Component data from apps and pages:
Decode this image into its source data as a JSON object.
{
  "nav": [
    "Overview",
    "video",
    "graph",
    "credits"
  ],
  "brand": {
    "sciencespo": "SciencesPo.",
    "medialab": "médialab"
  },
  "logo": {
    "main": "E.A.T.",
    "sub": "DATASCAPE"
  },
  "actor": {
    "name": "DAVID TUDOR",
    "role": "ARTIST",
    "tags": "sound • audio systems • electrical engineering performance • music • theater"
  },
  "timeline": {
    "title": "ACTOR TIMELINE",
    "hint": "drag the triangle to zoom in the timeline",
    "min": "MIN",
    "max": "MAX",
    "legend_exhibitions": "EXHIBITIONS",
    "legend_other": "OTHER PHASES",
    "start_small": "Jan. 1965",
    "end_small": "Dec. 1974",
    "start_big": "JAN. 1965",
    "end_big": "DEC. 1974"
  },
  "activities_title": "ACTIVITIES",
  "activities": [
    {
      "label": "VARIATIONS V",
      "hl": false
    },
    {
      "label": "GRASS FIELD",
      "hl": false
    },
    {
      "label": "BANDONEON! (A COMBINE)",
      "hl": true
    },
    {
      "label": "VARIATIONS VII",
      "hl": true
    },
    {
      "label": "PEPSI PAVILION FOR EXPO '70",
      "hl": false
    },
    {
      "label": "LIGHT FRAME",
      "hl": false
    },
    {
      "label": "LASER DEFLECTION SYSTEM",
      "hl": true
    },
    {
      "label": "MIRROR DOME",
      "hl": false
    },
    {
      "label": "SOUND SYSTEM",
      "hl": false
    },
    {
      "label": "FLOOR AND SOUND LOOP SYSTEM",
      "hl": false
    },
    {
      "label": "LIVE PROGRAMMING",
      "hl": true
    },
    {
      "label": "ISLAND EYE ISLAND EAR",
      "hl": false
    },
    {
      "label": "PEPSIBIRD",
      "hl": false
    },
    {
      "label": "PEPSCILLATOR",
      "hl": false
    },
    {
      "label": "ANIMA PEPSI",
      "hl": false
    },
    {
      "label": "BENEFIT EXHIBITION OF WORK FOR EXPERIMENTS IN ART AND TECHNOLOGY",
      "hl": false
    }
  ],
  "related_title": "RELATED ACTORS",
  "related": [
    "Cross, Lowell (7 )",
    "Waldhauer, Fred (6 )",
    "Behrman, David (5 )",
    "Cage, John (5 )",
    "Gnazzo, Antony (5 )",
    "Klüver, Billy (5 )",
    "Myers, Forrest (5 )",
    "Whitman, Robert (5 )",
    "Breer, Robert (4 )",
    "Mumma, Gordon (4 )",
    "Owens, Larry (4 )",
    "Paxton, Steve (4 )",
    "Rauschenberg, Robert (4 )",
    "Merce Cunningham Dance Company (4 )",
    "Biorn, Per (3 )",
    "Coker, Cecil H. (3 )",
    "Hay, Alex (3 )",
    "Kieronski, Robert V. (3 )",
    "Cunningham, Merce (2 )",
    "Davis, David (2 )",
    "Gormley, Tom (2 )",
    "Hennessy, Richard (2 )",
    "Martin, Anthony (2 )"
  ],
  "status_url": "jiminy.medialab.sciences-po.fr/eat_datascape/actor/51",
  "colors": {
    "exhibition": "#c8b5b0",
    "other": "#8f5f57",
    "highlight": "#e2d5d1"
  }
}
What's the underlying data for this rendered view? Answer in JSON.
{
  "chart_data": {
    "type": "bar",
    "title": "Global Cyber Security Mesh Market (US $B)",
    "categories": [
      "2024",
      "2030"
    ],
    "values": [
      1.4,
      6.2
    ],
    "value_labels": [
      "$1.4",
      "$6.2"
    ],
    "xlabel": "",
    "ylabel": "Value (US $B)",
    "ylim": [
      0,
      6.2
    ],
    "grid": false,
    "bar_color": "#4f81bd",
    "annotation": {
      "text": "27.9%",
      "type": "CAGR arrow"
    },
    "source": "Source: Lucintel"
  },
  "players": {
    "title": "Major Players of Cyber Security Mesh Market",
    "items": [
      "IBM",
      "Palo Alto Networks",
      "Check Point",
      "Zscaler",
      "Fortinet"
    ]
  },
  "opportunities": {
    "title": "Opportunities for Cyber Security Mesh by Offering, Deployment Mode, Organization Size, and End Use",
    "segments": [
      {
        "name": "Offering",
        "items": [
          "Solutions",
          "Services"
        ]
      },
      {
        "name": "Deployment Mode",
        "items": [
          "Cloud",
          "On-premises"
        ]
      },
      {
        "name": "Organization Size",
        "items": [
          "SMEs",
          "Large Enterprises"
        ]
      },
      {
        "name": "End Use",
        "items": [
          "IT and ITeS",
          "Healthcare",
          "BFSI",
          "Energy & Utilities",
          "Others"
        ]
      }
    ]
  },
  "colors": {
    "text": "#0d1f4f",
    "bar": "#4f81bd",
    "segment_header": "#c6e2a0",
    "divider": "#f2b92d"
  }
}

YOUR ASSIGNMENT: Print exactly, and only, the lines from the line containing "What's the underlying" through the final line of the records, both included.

SOLUTION FOR THIS EXERCISE:
What's the underlying data for this rendered view? Answer in JSON.
{
  "chart_data": {
    "type": "bar",
    "title": "Global Cyber Security Mesh Market (US $B)",
    "categories": [
      "2024",
      "2030"
    ],
    "values": [
      1.4,
      6.2
    ],
    "value_labels": [
      "$1.4",
      "$6.2"
    ],
    "xlabel": "",
    "ylabel": "Value (US $B)",
    "ylim": [
      0,
      6.2
    ],
    "grid": false,
    "bar_color": "#4f81bd",
    "annotation": {
      "text": "27.9%",
      "type": "CAGR arrow"
    },
    "source": "Source: Lucintel"
  },
  "players": {
    "title": "Major Players of Cyber Security Mesh Market",
    "items": [
      "IBM",
      "Palo Alto Networks",
      "Check Point",
      "Zscaler",
      "Fortinet"
    ]
  },
  "opportunities": {
    "title": "Opportunities for Cyber Security Mesh by Offering, Deployment Mode, Organization Size, and End Use",
    "segments": [
      {
        "name": "Offering",
        "items": [
          "Solutions",
          "Services"
        ]
      },
      {
        "name": "Deployment Mode",
        "items": [
          "Cloud",
          "On-premises"
        ]
      },
      {
        "name": "Organization Size",
        "items": [
          "SMEs",
          "Large Enterprises"
        ]
      },
      {
        "name": "End Use",
        "items": [
          "IT and ITeS",
          "Healthcare",
          "BFSI",
          "Energy & Utilities",
          "Others"
        ]
      }
    ]
  },
  "colors": {
    "text": "#0d1f4f",
    "bar": "#4f81bd",
    "segment_header": "#c6e2a0",
    "divider": "#f2b92d"
  }
}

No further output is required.